For many professionals, the greatest obstacle to volunteering is finding the time. But Prudential’s Kathleen DeCelie says this doesn’t have to be the case. She points to her experience, volunteering through VLJ, which has provided a variety of pro bono opportunities suitable to her schedule as a full-time attorney, wife and mother of two. “You choose how long and how much you want to do. You can volunteer for four to five hours, no more. And when you do, I promise that you will win,” says Kathleen. Nonetheless, she feels fortunate to work at a company where there is not only a commitment to pro bono but also an encouragement to do so.
Making a positive impact on the community can take many different forms – whether it’s volunteering at a limited-scope legal clinic, serving on the board of a legal services organization, or even founding a non-profit to provide assistance in another country. VLJ volunteer and BASF attorney Sneha Desai has done it all.
Declaring bankruptcy is a difficult decision for anyone to make, and successfully navigating the complex bankruptcy process is also difficult, if not impossible, to do without the assistance of legal counsel. That is where volunteers like bankruptcy attorney Paul Evangelista step in to help provide the much-needed pro bono bankruptcy assistance to low-income debtors. Doing his part to ensure that justice is accessible to everyone, Paul has been volunteering with VLJ’s Bankruptcy Program for over a year now, representing indigent debtors in filing Chapter 7 bankruptcy petitions.
Volunteer Lawyers for Justice has received the 2018 Jefferson Award Medallion in the Volunteer Group category for outstanding work benefiting the community. The Jefferson Awards were established in 1972 as the official recognition program of the United States Senate. They are considered America’s highest honor for public service and volunteerism. “We were so honored to be nominated for this award by our Board Chair, Susan McGahan, a steadfast supporter of justice.”
The school-to-prison pipeline – a disturbing national trend in which children, especially those who are minorities or have disabilities, are pushed out of the classroom and into the juvenile and criminal justice systems – has made national headlines in recent years, with much discussion on how to address this problem. For attorney Becky Rosenfeld, it meant a career change – from representing defendants in criminal matters to going back to the start: school.
Paralegals are an integral part of the practice of law. The American Bar Association recognizes that paralegals can enhance lawyers’ abilities to offer paid and pro bono services. That is also true of the role of paralegals as volunteers with VLJ, including longtime Consumer Law Clinic volunteer Maryann McGrath. Maryann is a paralegal at AT&T, currently focusing on domestic and international corporate governance. Maryann has volunteered with the Consumer Law Clinic every month for the past 5 years.

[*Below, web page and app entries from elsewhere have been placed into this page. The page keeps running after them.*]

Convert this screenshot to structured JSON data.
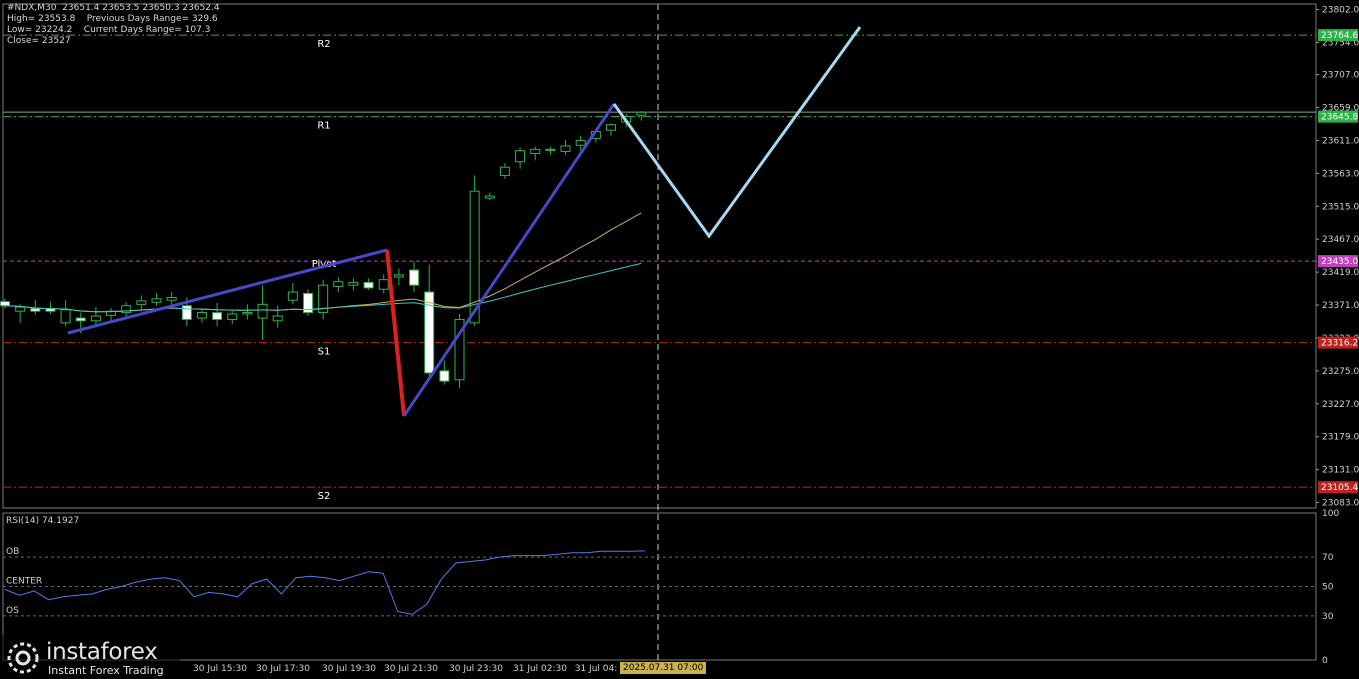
{
  "chart_data": {
    "type": "candlestick",
    "symbol_line": "#NDX,M30  23651.4 23653.5 23650.3 23652.4",
    "info_lines": [
      "High= 23553.8    Previous Days Range= 329.6",
      "Low= 23224.2    Current Days Range= 107.3",
      "Close= 23527"
    ],
    "price_axis": [
      "23802.0",
      "23754.0",
      "23707.0",
      "23659.0",
      "23611.0",
      "23563.0",
      "23515.0",
      "23467.0",
      "23419.0",
      "23371.0",
      "23323.0",
      "23275.0",
      "23227.0",
      "23179.0",
      "23131.0",
      "23083.0"
    ],
    "time_axis": [
      "30 Jul 15:30",
      "30 Jul 17:30",
      "30 Jul 19:30",
      "30 Jul 21:30",
      "30 Jul 23:30",
      "31 Jul 02:30",
      "31 Jul 04:"
    ],
    "time_tag": "2025.07.31 07:00",
    "ylim": [
      23075,
      23810
    ],
    "levels": [
      {
        "name": "R2",
        "price": 23764.6,
        "label": "23764.6",
        "color": "#2db34a",
        "style": "dashdot"
      },
      {
        "name": "R1",
        "price": 23645.8,
        "label": "23645.8",
        "color": "#2db34a",
        "style": "dashdot"
      },
      {
        "name": "Pivot",
        "price": 23435.0,
        "label": "23435.0",
        "color": "#c040c0",
        "style": "dash"
      },
      {
        "name": "S1",
        "price": 23316.2,
        "label": "23316.2",
        "color": "#c02020",
        "style": "dashdot"
      },
      {
        "name": "S2",
        "price": 23105.4,
        "label": "23105.4",
        "color": "#c02020",
        "style": "dashdot"
      }
    ],
    "level_marker_label": "23652.4",
    "candles": [
      [
        23376,
        23380,
        23366,
        23370
      ],
      [
        23362,
        23372,
        23345,
        23368
      ],
      [
        23366,
        23378,
        23357,
        23362
      ],
      [
        23366,
        23376,
        23358,
        23362
      ],
      [
        23345,
        23378,
        23340,
        23364
      ],
      [
        23352,
        23360,
        23330,
        23348
      ],
      [
        23348,
        23368,
        23340,
        23355
      ],
      [
        23356,
        23367,
        23345,
        23362
      ],
      [
        23360,
        23375,
        23352,
        23370
      ],
      [
        23372,
        23385,
        23362,
        23377
      ],
      [
        23375,
        23388,
        23370,
        23380
      ],
      [
        23378,
        23390,
        23370,
        23382
      ],
      [
        23370,
        23382,
        23340,
        23350
      ],
      [
        23352,
        23365,
        23345,
        23360
      ],
      [
        23360,
        23374,
        23340,
        23350
      ],
      [
        23350,
        23362,
        23343,
        23358
      ],
      [
        23358,
        23372,
        23350,
        23360
      ],
      [
        23352,
        23400,
        23320,
        23372
      ],
      [
        23348,
        23370,
        23338,
        23355
      ],
      [
        23378,
        23403,
        23372,
        23390
      ],
      [
        23388,
        23394,
        23355,
        23360
      ],
      [
        23360,
        23408,
        23350,
        23400
      ],
      [
        23398,
        23412,
        23390,
        23405
      ],
      [
        23400,
        23410,
        23392,
        23404
      ],
      [
        23404,
        23410,
        23393,
        23396
      ],
      [
        23394,
        23416,
        23388,
        23408
      ],
      [
        23412,
        23424,
        23400,
        23415
      ],
      [
        23422,
        23435,
        23390,
        23400
      ],
      [
        23390,
        23430,
        23262,
        23272
      ],
      [
        23275,
        23290,
        23255,
        23260
      ],
      [
        23262,
        23358,
        23250,
        23350
      ],
      [
        23345,
        23560,
        23340,
        23537
      ],
      [
        23527,
        23535,
        23524,
        23530
      ],
      [
        23560,
        23578,
        23555,
        23572
      ],
      [
        23580,
        23601,
        23570,
        23596
      ],
      [
        23592,
        23602,
        23582,
        23598
      ],
      [
        23597,
        23602,
        23590,
        23598
      ],
      [
        23595,
        23612,
        23590,
        23603
      ],
      [
        23604,
        23618,
        23596,
        23611
      ],
      [
        23614,
        23628,
        23608,
        23624
      ],
      [
        23626,
        23636,
        23618,
        23634
      ],
      [
        23638,
        23650,
        23630,
        23646
      ],
      [
        23648,
        23654,
        23640,
        23652
      ]
    ],
    "ma_fast_color": "#c9b04a",
    "ma_slow_color": "#40c8c8",
    "rsi": {
      "label": "RSI(14) 74.1927",
      "ylim": [
        0,
        100
      ],
      "axis": [
        "100",
        "70",
        "50",
        "30",
        "0"
      ],
      "levels": {
        "OB": 70,
        "CENTER": 50,
        "OS": 30
      },
      "values": [
        48,
        44,
        47,
        41,
        43,
        44,
        45,
        48,
        50,
        53,
        55,
        56,
        54,
        43,
        46,
        45,
        43,
        52,
        55,
        45,
        56,
        57,
        56,
        54,
        57,
        60,
        59,
        33,
        31,
        38,
        55,
        66,
        67,
        68,
        70,
        71,
        71,
        71,
        72,
        73,
        73,
        74,
        74,
        74,
        74.19
      ]
    }
  },
  "logo": {
    "name": "instaforex",
    "tagline": "Instant Forex Trading"
  },
  "colors": {
    "bull_body": "#000000",
    "bear_body": "#ffffff",
    "wick": "#2db34a",
    "grid": "#555555",
    "trend_blue": "#4848c8",
    "trend_red": "#dd2020",
    "projection": "#a8d8f0"
  }
}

For a new attorney, several reasons might serve as deterrents to taking on a pro bono case: it might be a lot of work; it’s likely an area of law the attorney knows little about; or maybe it’s just difficult to know where to begin. But Kelly Lloyd Lankford has experienced firsthand the benefits of pro bono work, and wants to reassure other young attorneys that it can be a positive experience.
Kelly is a Senior Managing Associate at Dentons. Kelly has volunteered with VLJ for the past several years and recently accepted a position as co-chair of VLJ’s Generation Now.
The dissolution of marriage is a profoundly stressful, emotional and life changing experience for all parties involved. Maritza Rodriguez has devoted her entire career to helping clients from different backgrounds navigate the complicated legal process while offering them the emotional guidance and support along the way.
American veterans face significant struggles after serving our country and returning home. Mary Kenny thinks that for many veterans these struggles cannot be overcome without the assistance of the courts, organizations like VLJ, and volunteers like her team at BASF Corporation.
Mary is Senior Counsel in the legal department of BASF, the North American affiliate of BASF SE, the world’s largest chemical company. She supports one of the business units at BASF, doing transactional work for her group. In addition to her role as a business attorney, she also acts as BASF’s pro bono coordinator.
It would be easy to make the assumption that low-income clients with very few assets would have little need for a will. On the contrary, as Laura Kelly says, “That just makes the assets they do have even more important to them.”
Laura is a Partner at McCarter & English. She has concentrated her practice in trusts and estates matters since 1994, and has volunteered with VLJ for the past several years both by taking pro bono estate cases for full representation and by speaking at VLJ’s clinics to train volunteer attorneys.